Oct 5, 2013 at 8:54am

^^^ Good, do ahead and leave, do you think that we'll be missing you? hey bud, need a ride to the border in the back of my truck?

also a reason for centralizing these "legal" grow ops is to get rid of the current ones which produce 3 times as much drugs as they're supposed to, then sell the other 2/3 onto the streets.

under the current regulations municipalities are left in the dark with where these operations exist, its totally bizarre!

missed opportunity

Oct 5, 2013 at 10:13am

taking the business away from the mom & pop growers and dispensaries will greatly affect the local economies. the feds don't have the first clue. dispensaries offer the opportunity to physically inspect the product prior to purchase. can you do that by online or phone prior to receiving the order? nope. can these new companies offer the current & ever-expanding range of product and replicate the current growing environment of a user's particular choice of weed? VERY not likely. BC government needs to stand up and fight this. it's a no brainer. wouldn't have to explore LNG or any other destructive resource extraction market. BC could become a leader in true GREEN technology - urban agriculture. cannabis/hemp products...

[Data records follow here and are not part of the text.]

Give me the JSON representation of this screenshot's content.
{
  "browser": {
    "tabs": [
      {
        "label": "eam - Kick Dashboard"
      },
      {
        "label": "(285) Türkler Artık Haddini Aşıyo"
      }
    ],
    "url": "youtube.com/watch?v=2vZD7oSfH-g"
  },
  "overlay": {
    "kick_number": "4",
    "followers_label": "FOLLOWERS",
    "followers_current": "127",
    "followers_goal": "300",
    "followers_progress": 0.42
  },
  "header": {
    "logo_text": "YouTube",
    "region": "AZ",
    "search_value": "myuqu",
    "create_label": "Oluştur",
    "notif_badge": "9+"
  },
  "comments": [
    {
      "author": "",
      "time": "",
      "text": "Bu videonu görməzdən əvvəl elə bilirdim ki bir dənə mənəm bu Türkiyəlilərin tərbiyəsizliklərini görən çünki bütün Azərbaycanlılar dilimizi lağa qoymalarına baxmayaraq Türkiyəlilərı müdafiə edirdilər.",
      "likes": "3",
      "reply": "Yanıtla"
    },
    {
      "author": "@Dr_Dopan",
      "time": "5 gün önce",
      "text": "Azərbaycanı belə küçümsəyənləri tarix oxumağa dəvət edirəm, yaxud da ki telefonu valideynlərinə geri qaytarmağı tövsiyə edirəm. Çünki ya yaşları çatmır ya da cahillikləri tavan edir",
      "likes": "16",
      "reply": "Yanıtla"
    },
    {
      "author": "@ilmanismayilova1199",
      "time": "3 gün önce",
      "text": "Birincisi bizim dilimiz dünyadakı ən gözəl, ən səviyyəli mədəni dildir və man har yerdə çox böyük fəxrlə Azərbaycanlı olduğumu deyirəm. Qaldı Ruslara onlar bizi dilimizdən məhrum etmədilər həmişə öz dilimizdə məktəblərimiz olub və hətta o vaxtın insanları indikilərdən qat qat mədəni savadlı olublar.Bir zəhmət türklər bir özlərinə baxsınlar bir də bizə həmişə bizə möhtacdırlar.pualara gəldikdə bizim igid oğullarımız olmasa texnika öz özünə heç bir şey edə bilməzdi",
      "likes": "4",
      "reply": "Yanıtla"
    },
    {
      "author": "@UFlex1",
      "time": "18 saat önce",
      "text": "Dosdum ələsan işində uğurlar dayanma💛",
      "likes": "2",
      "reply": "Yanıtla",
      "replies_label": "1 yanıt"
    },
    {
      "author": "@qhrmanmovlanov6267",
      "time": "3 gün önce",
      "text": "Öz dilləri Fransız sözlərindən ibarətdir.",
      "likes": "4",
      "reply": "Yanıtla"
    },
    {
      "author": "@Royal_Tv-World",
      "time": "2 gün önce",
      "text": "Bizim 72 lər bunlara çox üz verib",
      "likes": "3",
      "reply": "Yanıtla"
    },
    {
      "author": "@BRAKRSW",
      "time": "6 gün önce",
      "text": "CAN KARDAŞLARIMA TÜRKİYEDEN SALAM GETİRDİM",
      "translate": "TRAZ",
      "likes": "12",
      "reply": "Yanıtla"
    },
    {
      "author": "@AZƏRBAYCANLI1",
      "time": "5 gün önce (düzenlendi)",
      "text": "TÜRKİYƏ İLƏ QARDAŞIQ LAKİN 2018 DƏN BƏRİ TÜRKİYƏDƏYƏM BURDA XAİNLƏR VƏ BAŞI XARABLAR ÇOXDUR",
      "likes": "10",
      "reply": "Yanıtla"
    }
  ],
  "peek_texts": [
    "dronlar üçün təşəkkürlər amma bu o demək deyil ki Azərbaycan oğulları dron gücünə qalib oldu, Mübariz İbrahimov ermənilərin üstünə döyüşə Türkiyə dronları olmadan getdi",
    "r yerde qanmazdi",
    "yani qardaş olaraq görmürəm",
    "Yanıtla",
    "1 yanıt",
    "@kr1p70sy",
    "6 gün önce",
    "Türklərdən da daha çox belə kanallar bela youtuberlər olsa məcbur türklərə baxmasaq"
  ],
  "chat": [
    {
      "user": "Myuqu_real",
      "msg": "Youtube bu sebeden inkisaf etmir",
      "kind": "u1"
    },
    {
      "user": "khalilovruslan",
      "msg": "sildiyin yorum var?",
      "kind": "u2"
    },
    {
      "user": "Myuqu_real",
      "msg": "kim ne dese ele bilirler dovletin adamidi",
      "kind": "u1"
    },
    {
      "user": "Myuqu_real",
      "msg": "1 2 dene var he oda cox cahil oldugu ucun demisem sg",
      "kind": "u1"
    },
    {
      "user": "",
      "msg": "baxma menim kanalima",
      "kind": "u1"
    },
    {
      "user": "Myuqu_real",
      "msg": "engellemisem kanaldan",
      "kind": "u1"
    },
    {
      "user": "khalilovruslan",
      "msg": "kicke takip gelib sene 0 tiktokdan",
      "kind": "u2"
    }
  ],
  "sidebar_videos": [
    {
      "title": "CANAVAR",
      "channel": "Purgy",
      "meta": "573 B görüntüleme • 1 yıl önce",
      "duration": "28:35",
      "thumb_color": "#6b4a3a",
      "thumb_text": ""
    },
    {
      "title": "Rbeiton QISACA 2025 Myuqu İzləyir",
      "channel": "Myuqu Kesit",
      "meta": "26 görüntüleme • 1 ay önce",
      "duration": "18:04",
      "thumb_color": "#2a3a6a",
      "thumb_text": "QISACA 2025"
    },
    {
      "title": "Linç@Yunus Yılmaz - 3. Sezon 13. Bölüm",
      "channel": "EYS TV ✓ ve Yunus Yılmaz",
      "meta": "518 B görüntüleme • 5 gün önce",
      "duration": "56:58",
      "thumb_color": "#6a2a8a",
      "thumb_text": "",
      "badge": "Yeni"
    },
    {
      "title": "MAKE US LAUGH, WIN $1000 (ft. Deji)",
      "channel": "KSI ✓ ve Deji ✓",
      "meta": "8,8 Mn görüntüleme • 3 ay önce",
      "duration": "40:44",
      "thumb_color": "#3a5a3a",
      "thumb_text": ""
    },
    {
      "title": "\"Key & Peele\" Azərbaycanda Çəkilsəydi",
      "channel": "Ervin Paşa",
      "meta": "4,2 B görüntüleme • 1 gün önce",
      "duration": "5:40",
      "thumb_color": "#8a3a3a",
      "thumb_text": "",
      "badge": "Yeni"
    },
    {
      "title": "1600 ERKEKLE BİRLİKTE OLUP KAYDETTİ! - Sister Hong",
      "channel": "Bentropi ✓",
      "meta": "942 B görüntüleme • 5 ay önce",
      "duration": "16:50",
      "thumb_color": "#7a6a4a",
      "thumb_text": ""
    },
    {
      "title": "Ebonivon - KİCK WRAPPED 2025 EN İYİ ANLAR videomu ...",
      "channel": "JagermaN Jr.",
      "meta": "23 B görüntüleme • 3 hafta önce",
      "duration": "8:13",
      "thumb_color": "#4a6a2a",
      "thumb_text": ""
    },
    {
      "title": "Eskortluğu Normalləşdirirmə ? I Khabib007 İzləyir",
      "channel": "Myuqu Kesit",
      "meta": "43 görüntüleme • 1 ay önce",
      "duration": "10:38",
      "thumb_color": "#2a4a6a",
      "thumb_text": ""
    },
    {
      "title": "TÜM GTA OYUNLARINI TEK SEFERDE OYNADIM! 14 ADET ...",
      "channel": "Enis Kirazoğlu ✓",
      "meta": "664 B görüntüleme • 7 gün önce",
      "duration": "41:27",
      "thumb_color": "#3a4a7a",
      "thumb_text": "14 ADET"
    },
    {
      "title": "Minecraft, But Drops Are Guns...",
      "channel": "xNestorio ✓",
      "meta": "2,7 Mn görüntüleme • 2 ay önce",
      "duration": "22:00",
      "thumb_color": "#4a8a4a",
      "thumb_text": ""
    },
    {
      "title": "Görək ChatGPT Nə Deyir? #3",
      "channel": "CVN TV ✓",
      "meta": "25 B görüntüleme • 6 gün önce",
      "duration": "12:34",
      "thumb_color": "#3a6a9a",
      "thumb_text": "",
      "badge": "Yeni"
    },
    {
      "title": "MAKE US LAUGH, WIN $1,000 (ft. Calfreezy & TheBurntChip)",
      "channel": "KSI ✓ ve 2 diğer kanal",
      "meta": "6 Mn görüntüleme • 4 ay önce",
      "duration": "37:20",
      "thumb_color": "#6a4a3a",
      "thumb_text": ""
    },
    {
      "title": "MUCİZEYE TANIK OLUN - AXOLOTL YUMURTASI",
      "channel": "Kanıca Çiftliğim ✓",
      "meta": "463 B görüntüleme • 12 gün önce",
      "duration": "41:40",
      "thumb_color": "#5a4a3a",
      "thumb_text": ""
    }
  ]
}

Jack Draak

Oct 5, 2013 at 4:37pm

1) Dispensaries have *never* been "legal" (i.e. codified in law), however the courts have stipulated that all Canadians deserve "reasonable access". Until a better model is up and running, dispensaries play a critical role in ensuring access for thousands of users.

2) Since we're bringing up the courts.... the BC courts have also deemed Health Canada guidelines to be null and void insofar as they stipulate dried herb only (no concentrates, edibles, etc.) Given that the revised MMPR also neglects to provide legislative allowance for said, it is once again, null and void.


Oct 5, 2013 at 9:45pm

guess what? Once they start growing it, they are going to sell it in WalMart so that everyone gets their share for a really good price and then they are going to have everyone stoned, stupid and at home on their couch, they will be able to put several families in one house as no one will care as they are stoned. The numbers of death by pancreatitus is going to rise as smoking pot leads to the munchies as it stimulates the pancreas to make more insulin - then maybe they will sell it in packs like Smores. marshmallows, graham wafers and chocolate bars. One of the Marx brothers, Guido, Groucho or Karl said that Religion was the opiate of the masses. Things have come a long way. After religion then it was television, then computers and now POT. Keep em stoned and stupid. You think you might have fibromyalgia - have a toke, you think you hurt somewhere - have a toke, getting older and depressed - have a toke. don't have a job - have a toke. move over, shut up, have a toke, have a cookie.... now aren't you feeling better you schmuck.

Hello black market

Oct 5, 2013 at 10:59pm

Less people producing legal weed means that more weed being produced illegally on the black market. This will actually help those that are growing illegally again. Drive the price up per pound and put more money in the coffers of the local economies. The big companies will not be able to survive because one. they don't have access to the street market, and two most of them will not be able to offer the variety. Prairie Plant systems is a total joke. No patient in their right mind is going to want to purchase the crap they produce for 10 bucks a gram when people can do it themselves for 2 bucks a gram. But Harper did it right for his buddies because he will be able to put more of these sick people in prison where they can die in some shit hole for none violent crimes. That way all the rapists and violent criminals can get away with the crimes they commit. Mandatory minimums are big corp business. Who by the way votes in Stephen Harper...I would really like to meet one of these jackasses one day.

buddy boy

Oct 6, 2013 at 9:21am

just trying to fill their prisons with the great unwashed masses


Oct 6, 2013 at 5:07pm

Designed to fail... your weed is in the mail


Oct 10, 2013 at 1:09pm

This is exactly why all British Columbians, including ministry employees and elected officials, should get out and sign the Sensible BC petition.